Problem: Return the records exactly, keeping every line as it is.

Excerpts from an interface dataset
=-=-=
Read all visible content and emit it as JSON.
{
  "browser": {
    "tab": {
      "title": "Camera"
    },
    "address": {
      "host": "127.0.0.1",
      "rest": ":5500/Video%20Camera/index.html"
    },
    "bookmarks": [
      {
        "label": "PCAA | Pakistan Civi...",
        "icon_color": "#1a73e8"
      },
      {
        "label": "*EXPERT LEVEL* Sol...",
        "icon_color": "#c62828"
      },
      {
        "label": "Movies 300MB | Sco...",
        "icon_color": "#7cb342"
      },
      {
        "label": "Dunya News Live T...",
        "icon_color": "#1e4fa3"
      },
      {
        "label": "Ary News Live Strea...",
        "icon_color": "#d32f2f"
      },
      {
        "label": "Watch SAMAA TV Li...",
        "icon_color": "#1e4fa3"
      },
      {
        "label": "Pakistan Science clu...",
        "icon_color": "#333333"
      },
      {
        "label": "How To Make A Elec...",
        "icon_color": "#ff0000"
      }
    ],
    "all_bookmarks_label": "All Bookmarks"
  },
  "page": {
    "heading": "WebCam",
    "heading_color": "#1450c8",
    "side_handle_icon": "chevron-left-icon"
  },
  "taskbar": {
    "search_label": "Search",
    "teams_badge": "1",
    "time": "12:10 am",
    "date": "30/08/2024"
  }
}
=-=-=
Exercise solution:
Read all visible content and emit it as JSON.
{
  "browser": {
    "tab": {
      "title": "Camera"
    },
    "address": {
      "host": "127.0.0.1",
      "rest": ":5500/Video%20Camera/index.html"
    },
    "bookmarks": [
      {
        "label": "PCAA | Pakistan Civi...",
        "icon_color": "#1a73e8"
      },
      {
        "label": "*EXPERT LEVEL* Sol...",
        "icon_color": "#c62828"
      },
      {
        "label": "Movies 300MB | Sco...",
        "icon_color": "#7cb342"
      },
      {
        "label": "Dunya News Live T...",
        "icon_color": "#1e4fa3"
      },
      {
        "label": "Ary News Live Strea...",
        "icon_color": "#d32f2f"
      },
      {
        "label": "Watch SAMAA TV Li...",
        "icon_color": "#1e4fa3"
      },
      {
        "label": "Pakistan Science clu...",
        "icon_color": "#333333"
      },
      {
        "label": "How To Make A Elec...",
        "icon_color": "#ff0000"
      }
    ],
    "all_bookmarks_label": "All Bookmarks"
  },
  "page": {
    "heading": "WebCam",
    "heading_color": "#1450c8",
    "side_handle_icon": "chevron-left-icon"
  },
  "taskbar": {
    "search_label": "Search",
    "teams_badge": "1",
    "time": "12:10 am",
    "date": "30/08/2024"
  }
}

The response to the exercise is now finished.